### DIRECTIONS
Please repeat the records below exactly, skipping any pictures.

Segment Start: PROVIDED RECORDS

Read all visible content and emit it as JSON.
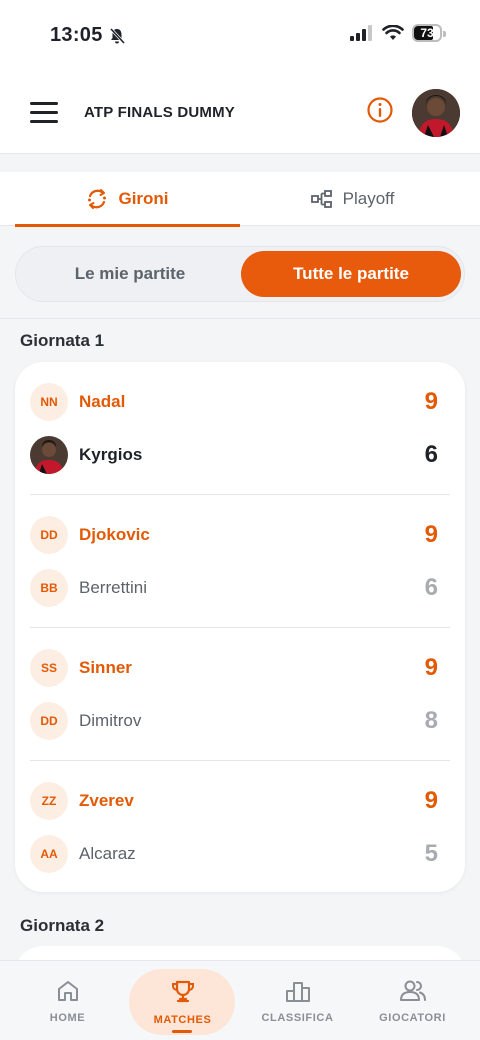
{
  "status_bar": {
    "time": "13:05",
    "battery": "73"
  },
  "header": {
    "title": "ATP FINALS DUMMY"
  },
  "tabs": [
    {
      "label": "Gironi",
      "icon": "rotate-icon"
    },
    {
      "label": "Playoff",
      "icon": "bracket-icon"
    }
  ],
  "segment": {
    "mine": "Le mie partite",
    "all": "Tutte le partite"
  },
  "rounds": [
    {
      "title": "Giornata 1",
      "matches": [
        {
          "p1": {
            "initials": "NN",
            "name": "Nadal",
            "score": "9"
          },
          "p2": {
            "initials": "",
            "name": "Kyrgios",
            "score": "6"
          }
        },
        {
          "p1": {
            "initials": "DD",
            "name": "Djokovic",
            "score": "9"
          },
          "p2": {
            "initials": "BB",
            "name": "Berrettini",
            "score": "6"
          }
        },
        {
          "p1": {
            "initials": "SS",
            "name": "Sinner",
            "score": "9"
          },
          "p2": {
            "initials": "DD",
            "name": "Dimitrov",
            "score": "8"
          }
        },
        {
          "p1": {
            "initials": "ZZ",
            "name": "Zverev",
            "score": "9"
          },
          "p2": {
            "initials": "AA",
            "name": "Alcaraz",
            "score": "5"
          }
        }
      ]
    },
    {
      "title": "Giornata 2",
      "matches": []
    }
  ],
  "bottom_nav": [
    {
      "label": "HOME",
      "icon": "home-icon"
    },
    {
      "label": "MATCHES",
      "icon": "trophy-icon"
    },
    {
      "label": "CLASSIFICA",
      "icon": "podium-icon"
    },
    {
      "label": "GIOCATORI",
      "icon": "users-icon"
    }
  ],
  "colors": {
    "accent": "#e25a06",
    "accent_soft": "#fdeee4",
    "muted": "#5d636b",
    "score_muted": "#a8acb1"
  }
}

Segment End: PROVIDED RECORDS

### SOLUTION TO THE EXERCISE
Read all visible content and emit it as JSON.
{
  "status_bar": {
    "time": "13:05",
    "battery": "73"
  },
  "header": {
    "title": "ATP FINALS DUMMY"
  },
  "tabs": [
    {
      "label": "Gironi",
      "icon": "rotate-icon"
    },
    {
      "label": "Playoff",
      "icon": "bracket-icon"
    }
  ],
  "segment": {
    "mine": "Le mie partite",
    "all": "Tutte le partite"
  },
  "rounds": [
    {
      "title": "Giornata 1",
      "matches": [
        {
          "p1": {
            "initials": "NN",
            "name": "Nadal",
            "score": "9"
          },
          "p2": {
            "initials": "",
            "name": "Kyrgios",
            "score": "6"
          }
        },
        {
          "p1": {
            "initials": "DD",
            "name": "Djokovic",
            "score": "9"
          },
          "p2": {
            "initials": "BB",
            "name": "Berrettini",
            "score": "6"
          }
        },
        {
          "p1": {
            "initials": "SS",
            "name": "Sinner",
            "score": "9"
          },
          "p2": {
            "initials": "DD",
            "name": "Dimitrov",
            "score": "8"
          }
        },
        {
          "p1": {
            "initials": "ZZ",
            "name": "Zverev",
            "score": "9"
          },
          "p2": {
            "initials": "AA",
            "name": "Alcaraz",
            "score": "5"
          }
        }
      ]
    },
    {
      "title": "Giornata 2",
      "matches": []
    }
  ],
  "bottom_nav": [
    {
      "label": "HOME",
      "icon": "home-icon"
    },
    {
      "label": "MATCHES",
      "icon": "trophy-icon"
    },
    {
      "label": "CLASSIFICA",
      "icon": "podium-icon"
    },
    {
      "label": "GIOCATORI",
      "icon": "users-icon"
    }
  ],
  "colors": {
    "accent": "#e25a06",
    "accent_soft": "#fdeee4",
    "muted": "#5d636b",
    "score_muted": "#a8acb1"
  }
}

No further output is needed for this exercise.